A working estate

Ormesby Hall view of the parkland from the house with sheep grazing

To this day, Ormesby Hall is a working estate with crop farming and grazing animals.

Ormesby Grange Farm

The Farm was originally built in the 18th century to supply Ormesby Hall with meat and dairy products until the last owner, Colonel James Pennyman, died in the 1960s. As the farmer paid rent to the Pennymans for the farm, he was called a tenant farmer.

The current tenant farmer, Richard Carter, is the third generation of the same family to live on the farm. Richard’s grandad worked on the farm when Colonel James Pennyman was alive. The Farm’s history of careful management has led to it being a sustainable environment with a variety of different animals and crops growing in the fields. The farm is as busy and as exciting throughout the seasons of the year as it was over 200 years ago! 

The farm has a range of buildings, from the large cow shed to the tack room and straw shed. The straw is used for the animals bedding and they hay is their food. The straw and hay are made from the crops growing in the fields. The cow manure is also re-used on the farm.

Easy care sheep at Ormesby

Why are the sheep called easy care?

They don’t need shearing and so you will find their fluffy coats hanging off, because they rub themselves against the fences to get the fur off. Look for the sheep fur as you walk the grounds. We collect the sheep fur and use it in our wildlife habitats.

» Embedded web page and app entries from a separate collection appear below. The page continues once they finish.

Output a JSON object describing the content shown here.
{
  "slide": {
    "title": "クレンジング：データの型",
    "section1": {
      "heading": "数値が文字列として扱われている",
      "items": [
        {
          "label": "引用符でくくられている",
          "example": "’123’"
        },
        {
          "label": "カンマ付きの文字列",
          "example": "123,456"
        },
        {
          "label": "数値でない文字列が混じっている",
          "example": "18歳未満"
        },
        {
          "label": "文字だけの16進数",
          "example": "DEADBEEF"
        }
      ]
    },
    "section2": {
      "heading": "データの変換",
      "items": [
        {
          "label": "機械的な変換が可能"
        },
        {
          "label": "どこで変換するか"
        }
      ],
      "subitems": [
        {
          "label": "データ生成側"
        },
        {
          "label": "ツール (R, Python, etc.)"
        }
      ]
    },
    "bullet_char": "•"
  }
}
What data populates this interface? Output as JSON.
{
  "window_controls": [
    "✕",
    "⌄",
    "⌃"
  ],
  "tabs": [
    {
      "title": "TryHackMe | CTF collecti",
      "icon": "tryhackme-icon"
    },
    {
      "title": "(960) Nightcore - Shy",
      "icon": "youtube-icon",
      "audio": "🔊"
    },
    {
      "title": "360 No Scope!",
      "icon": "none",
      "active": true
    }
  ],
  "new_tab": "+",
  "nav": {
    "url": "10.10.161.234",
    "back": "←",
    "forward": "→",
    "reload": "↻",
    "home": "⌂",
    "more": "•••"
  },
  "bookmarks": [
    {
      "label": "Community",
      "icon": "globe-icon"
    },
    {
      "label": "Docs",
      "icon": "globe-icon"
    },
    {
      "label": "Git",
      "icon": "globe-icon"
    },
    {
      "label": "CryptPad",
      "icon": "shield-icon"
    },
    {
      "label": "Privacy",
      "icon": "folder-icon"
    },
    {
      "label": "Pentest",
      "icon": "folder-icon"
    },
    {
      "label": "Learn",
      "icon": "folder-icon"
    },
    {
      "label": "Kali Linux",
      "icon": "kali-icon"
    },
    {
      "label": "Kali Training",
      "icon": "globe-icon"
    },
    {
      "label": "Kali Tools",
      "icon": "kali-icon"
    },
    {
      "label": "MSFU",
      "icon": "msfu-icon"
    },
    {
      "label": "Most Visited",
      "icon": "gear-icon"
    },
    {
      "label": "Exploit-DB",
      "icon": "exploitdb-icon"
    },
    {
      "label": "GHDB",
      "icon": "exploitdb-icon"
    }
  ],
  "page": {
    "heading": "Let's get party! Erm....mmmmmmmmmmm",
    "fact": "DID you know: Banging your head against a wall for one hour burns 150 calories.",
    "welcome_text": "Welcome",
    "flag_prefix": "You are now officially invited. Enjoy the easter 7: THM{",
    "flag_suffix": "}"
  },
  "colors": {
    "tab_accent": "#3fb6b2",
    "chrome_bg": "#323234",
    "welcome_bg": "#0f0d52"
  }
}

The sheep often graze in the field at the front of the hall, but for lambing season they are moved closer to the farm with the mothers taken inside. The sheep and their lambs help keep the grass under control for farmer Richard, so you will see them moving around the different fields on the estate carrying out their work.